When the traffic is flowing at a slower pace then the rate of token generation the bucket will fill up. Once filled up the bucket will reject all the extra tokens generated by the kernel. The tokens accumulated in the bucket can help in passing a burst of traffic (limited by the size of the bucket) over the interface.
When the traffic is flowing at a pace higher then the rate of token generation the packet must wait until the next token is available in the bucket before being allowed to pass over the network interface.
In the tc command line the size of the bucket is related to burst size, rate of token generation is related to rate and the latency parameter provides the amount of time a packet can be in the queue waiting for a token before being dropped.
The HTB queuing discipline
The following figure describes the working of HTB queuing discipline.
To apply HTB discipline we have to go through the following steps
- Define different classes with their rate limiting attributes
- Add rules to classify the traffic in to different classes
In this example we will try to implement the same traffic sharing requirement as mentioned in the introduction section. Web traffic will get 50% of the bandwidth while mail gets 30% and 20% is shared by all other traffic.
The following rules define the various classes with the traffic limits
tc qdisc add dev eth0 root handle 1: htb default 30 tc class add dev eth0 parent 1: classid 1:1 htb rate 100kbps ceil 100kbps tc class add dev eth0 parent 1:1 classid 1:10 htb rate 50kbps ceil 100kbps tc class add dev eth0 parent 1:1 classid 1:20 htb rate 30kbps ceil 100kbps tc class add dev eth0 parent 1:1 classid 1:30 htb rate 20mbps ceil 100kbps

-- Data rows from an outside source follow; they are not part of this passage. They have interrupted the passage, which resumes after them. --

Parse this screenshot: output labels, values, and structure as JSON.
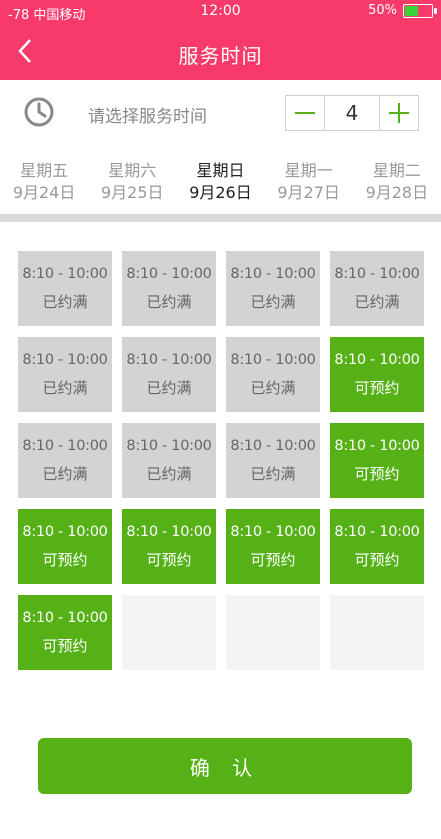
{
  "status_bar": {
    "signal": "-78",
    "carrier": "中国移动",
    "time": "12:00",
    "battery_text": "50%",
    "battery_level": 0.5
  },
  "header": {
    "title": "服务时间",
    "back_icon": "chevron-left-icon"
  },
  "time_select": {
    "icon": "clock-icon",
    "prompt": "请选择服务时间",
    "quantity": "4"
  },
  "days": [
    {
      "weekday": "星期五",
      "date": "9月24日",
      "active": false
    },
    {
      "weekday": "星期六",
      "date": "9月25日",
      "active": false
    },
    {
      "weekday": "星期日",
      "date": "9月26日",
      "active": true
    },
    {
      "weekday": "星期一",
      "date": "9月27日",
      "active": false
    },
    {
      "weekday": "星期二",
      "date": "9月28日",
      "active": false
    }
  ],
  "slots": [
    {
      "time": "8:10 - 10:00",
      "status": "已约满",
      "kind": "full"
    },
    {
      "time": "8:10 - 10:00",
      "status": "已约满",
      "kind": "full"
    },
    {
      "time": "8:10 - 10:00",
      "status": "已约满",
      "kind": "full"
    },
    {
      "time": "8:10 - 10:00",
      "status": "已约满",
      "kind": "full"
    },
    {
      "time": "8:10 - 10:00",
      "status": "已约满",
      "kind": "full"
    },
    {
      "time": "8:10 - 10:00",
      "status": "已约满",
      "kind": "full"
    },
    {
      "time": "8:10 - 10:00",
      "status": "已约满",
      "kind": "full"
    },
    {
      "time": "8:10 - 10:00",
      "status": "可预约",
      "kind": "avail"
    },
    {
      "time": "8:10 - 10:00",
      "status": "已约满",
      "kind": "full"
    },
    {
      "time": "8:10 - 10:00",
      "status": "已约满",
      "kind": "full"
    },
    {
      "time": "8:10 - 10:00",
      "status": "已约满",
      "kind": "full"
    },
    {
      "time": "8:10 - 10:00",
      "status": "可预约",
      "kind": "avail"
    },
    {
      "time": "8:10 - 10:00",
      "status": "可预约",
      "kind": "avail"
    },
    {
      "time": "8:10 - 10:00",
      "status": "可预约",
      "kind": "avail"
    },
    {
      "time": "8:10 - 10:00",
      "status": "可预约",
      "kind": "avail"
    },
    {
      "time": "8:10 - 10:00",
      "status": "可预约",
      "kind": "avail"
    },
    {
      "time": "8:10 - 10:00",
      "status": "可预约",
      "kind": "avail"
    },
    {
      "time": "",
      "status": "",
      "kind": "empty"
    },
    {
      "time": "",
      "status": "",
      "kind": "empty"
    },
    {
      "time": "",
      "status": "",
      "kind": "empty"
    }
  ],
  "confirm_label": "确 认",
  "colors": {
    "header": "#f73a6a",
    "available": "#55b116",
    "full": "#d3d3d3",
    "empty": "#f3f3f3"
  }
}
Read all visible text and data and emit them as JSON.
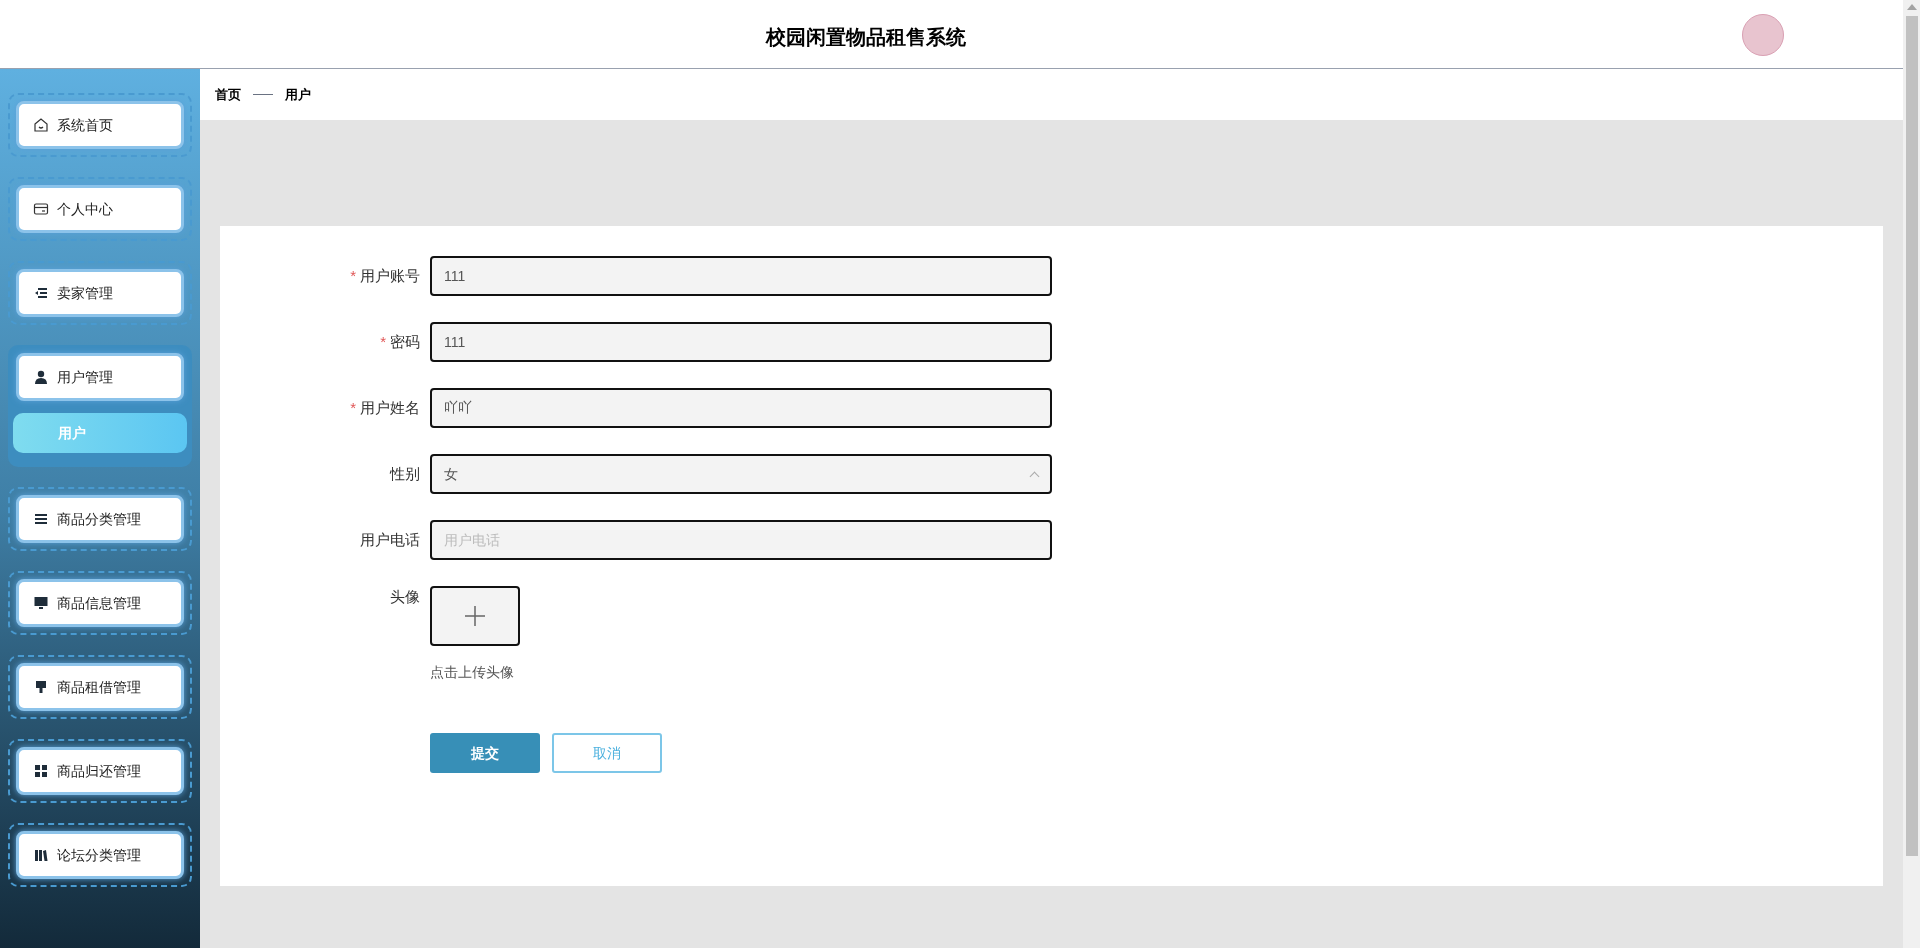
{
  "header": {
    "title": "校园闲置物品租售系统"
  },
  "sidebar": {
    "items": [
      {
        "label": "系统首页",
        "expanded": false
      },
      {
        "label": "个人中心",
        "expanded": false
      },
      {
        "label": "卖家管理",
        "expanded": false
      },
      {
        "label": "用户管理",
        "expanded": true,
        "children": [
          {
            "label": "用户",
            "selected": true
          }
        ]
      },
      {
        "label": "商品分类管理",
        "expanded": false
      },
      {
        "label": "商品信息管理",
        "expanded": false
      },
      {
        "label": "商品租借管理",
        "expanded": false
      },
      {
        "label": "商品归还管理",
        "expanded": false
      },
      {
        "label": "论坛分类管理",
        "expanded": false
      }
    ]
  },
  "breadcrumb": [
    "首页",
    "用户"
  ],
  "form": {
    "fields": [
      {
        "kind": "text",
        "required_mark": "*",
        "label": "用户账号",
        "value": "111"
      },
      {
        "kind": "text",
        "required_mark": "*",
        "label": "密码",
        "value": "111"
      },
      {
        "kind": "text",
        "required_mark": "*",
        "label": "用户姓名",
        "value": "吖吖"
      },
      {
        "kind": "select",
        "label": "性别",
        "value": "女"
      },
      {
        "kind": "text",
        "label": "用户电话",
        "placeholder": "用户电话"
      },
      {
        "kind": "upload",
        "label": "头像",
        "hint": "点击上传头像"
      }
    ],
    "buttons": [
      {
        "label": "提交",
        "kind": "primary"
      },
      {
        "label": "取消",
        "kind": "secondary"
      }
    ]
  }
}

Now we must classify the traffic into their classes based on some match condition. The following rules classify the web and mail traffic in to class 10 and 20. All other traffic are pushed to class 30 by default
tc filter add dev eth0 protocol ip parent 1:0 prio 1 u32 match ip dport 80 0xffff flowid 1:10 tc filter add dev eth0 protocol ip parent 1:0 prio 1 u32 match ip dport 25 0xffff flowid 1:20
Verifying the results
We will use iperf to verify the results of the traffic control changes. Use the following command to start 2 instances of iperf on the server
iperf -s -p <port number> -i 1
For our example, we use the following commands to start the servers
iperf -s -p 25 -i 1 iperf -s -p 80 -i 1
The clients are started with the following commands
iperf –c <server ip> -p <port number> -t <time period to run the test>
For this example we used the following commands to run the test for 60 secs. The server IP of 192.168.90.4 was used.
iperf -c 192.168.90.4 -p 25 -t 60 iperf -c 192.168.90.4 -p 25 -t 60
Here is a snapshot of output from the test.
It show the web traffic to be close to 500kbps while mail traffic to be close to 300kbps, the same ration we wanted to shape the traff. When excess bandwidth is available HTB will split it in the same ratio that we configured for the classes.